Establishing and maintaining effective systems to protect sensitive personal data and confidential business information from outside interference while also assuring that privacy interests are protected is among an organization’s highest priorities. Our security and privacy team at Epstein Becker & Green has written extensively about the guidance and best practices issued by federal and state regulatory and enforcement agencies. Execution, monitoring and continually updating these preventive practices define an organization’s first line of defense. But what happens in the event that an organization actually suffers a breach? Is there guidance that might be available, particularly to healthcare organizations, to deal with continuity and disaster planning (BC/DR) directed towards assuring resilience and recovery in the event of a potentially-disastrous cyberattack?

Continue Reading Hacking Healthcare: Cyberattack Contingency Planning and Response

The past several years have proven difficult for healthcare entities due to increasing cybersecurity threats, breaches and regulatory enforcement. Following these trends, on April 6, 2022, the Department of Health and Human Services (HHS) Office for Civil Rights (OCR) released a Request for Information (RFI) soliciting public comment on how regulated entities are voluntarily implementing security practices under the Health Information Technology for Economic and Clinical Health Act of 2009 (HITECH Act) and also seeking public input on sharing funds collected through enforcement with individuals who are harmed by Health Insurance Portability and Accountability Act of 1996 (HIPAA) rule violations.

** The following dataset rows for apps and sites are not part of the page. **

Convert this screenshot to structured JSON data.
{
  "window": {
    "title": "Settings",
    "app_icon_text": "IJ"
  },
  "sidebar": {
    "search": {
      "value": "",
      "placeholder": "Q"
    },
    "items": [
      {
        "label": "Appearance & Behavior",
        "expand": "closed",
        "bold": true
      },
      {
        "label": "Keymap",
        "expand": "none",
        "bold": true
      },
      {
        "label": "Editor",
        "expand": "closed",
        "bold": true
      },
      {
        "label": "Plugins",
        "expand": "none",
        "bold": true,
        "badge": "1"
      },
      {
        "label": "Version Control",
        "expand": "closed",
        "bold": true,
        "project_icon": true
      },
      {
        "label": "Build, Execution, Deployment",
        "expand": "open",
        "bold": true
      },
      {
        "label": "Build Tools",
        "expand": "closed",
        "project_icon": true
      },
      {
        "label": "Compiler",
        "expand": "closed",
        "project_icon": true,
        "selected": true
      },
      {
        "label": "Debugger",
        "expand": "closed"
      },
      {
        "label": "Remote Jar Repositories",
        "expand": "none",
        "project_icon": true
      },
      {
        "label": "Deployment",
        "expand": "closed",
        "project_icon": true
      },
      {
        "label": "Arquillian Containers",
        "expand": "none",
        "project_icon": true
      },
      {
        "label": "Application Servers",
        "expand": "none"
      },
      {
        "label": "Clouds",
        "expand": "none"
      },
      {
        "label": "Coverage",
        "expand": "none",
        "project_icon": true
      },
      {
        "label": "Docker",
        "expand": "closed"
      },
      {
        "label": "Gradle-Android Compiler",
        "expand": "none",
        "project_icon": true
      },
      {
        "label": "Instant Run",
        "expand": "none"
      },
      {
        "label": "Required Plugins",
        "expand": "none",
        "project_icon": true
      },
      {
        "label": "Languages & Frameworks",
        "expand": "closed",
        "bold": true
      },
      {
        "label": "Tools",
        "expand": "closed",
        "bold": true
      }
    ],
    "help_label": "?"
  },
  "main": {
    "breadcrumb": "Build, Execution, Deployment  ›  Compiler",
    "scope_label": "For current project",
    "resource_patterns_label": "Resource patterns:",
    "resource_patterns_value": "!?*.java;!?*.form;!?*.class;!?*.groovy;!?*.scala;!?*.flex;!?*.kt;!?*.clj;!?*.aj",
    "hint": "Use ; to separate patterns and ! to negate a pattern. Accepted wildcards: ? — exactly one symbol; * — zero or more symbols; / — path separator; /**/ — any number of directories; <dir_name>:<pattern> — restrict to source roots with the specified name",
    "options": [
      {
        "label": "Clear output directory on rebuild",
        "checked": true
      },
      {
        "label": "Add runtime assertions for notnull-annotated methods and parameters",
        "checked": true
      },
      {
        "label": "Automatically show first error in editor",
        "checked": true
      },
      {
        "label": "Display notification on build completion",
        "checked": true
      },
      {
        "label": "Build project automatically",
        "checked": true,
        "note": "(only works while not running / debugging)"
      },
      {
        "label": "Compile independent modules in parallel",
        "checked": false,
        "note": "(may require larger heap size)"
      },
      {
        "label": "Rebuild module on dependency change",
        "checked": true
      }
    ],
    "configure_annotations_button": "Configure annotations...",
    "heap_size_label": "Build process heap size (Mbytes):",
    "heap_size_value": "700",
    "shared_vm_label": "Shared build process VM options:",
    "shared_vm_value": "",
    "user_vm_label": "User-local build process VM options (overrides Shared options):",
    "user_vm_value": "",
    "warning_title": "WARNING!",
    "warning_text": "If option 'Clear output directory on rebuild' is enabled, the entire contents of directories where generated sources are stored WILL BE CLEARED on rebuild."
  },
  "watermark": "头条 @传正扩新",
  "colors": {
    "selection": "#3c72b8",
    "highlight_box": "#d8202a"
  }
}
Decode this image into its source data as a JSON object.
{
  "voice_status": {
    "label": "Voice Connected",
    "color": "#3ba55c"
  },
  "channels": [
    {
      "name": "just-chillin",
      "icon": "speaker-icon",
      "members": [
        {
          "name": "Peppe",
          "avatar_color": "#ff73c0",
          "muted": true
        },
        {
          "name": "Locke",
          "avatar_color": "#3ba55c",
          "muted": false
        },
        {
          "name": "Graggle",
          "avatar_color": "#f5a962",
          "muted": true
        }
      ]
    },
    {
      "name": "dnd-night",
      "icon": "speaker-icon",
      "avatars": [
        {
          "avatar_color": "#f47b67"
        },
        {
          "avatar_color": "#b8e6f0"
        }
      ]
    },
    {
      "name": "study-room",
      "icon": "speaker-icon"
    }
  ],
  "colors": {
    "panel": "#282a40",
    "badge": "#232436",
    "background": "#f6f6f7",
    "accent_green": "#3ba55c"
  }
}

Continue Reading HIPAA Enforcers Seek Public Input on Recognized Security Practices and Sharing Enforcement Recoveries with Affected Individuals

The Department of Health and Human Services (HHS) Office for Civil Rights (OCR) recently submitted two reports to Congress setting forth the HIPAA breaches and complaints reported to OCR during calendar year 2020 as well as the enforcement actions taken by OCR in response to those reports. HIPAA covered entities should be aware of the trends identified in these reports and should examine their own compliance in these areas.

Continue Reading HHS OCR Issues Annual HIPAA Reports to Congress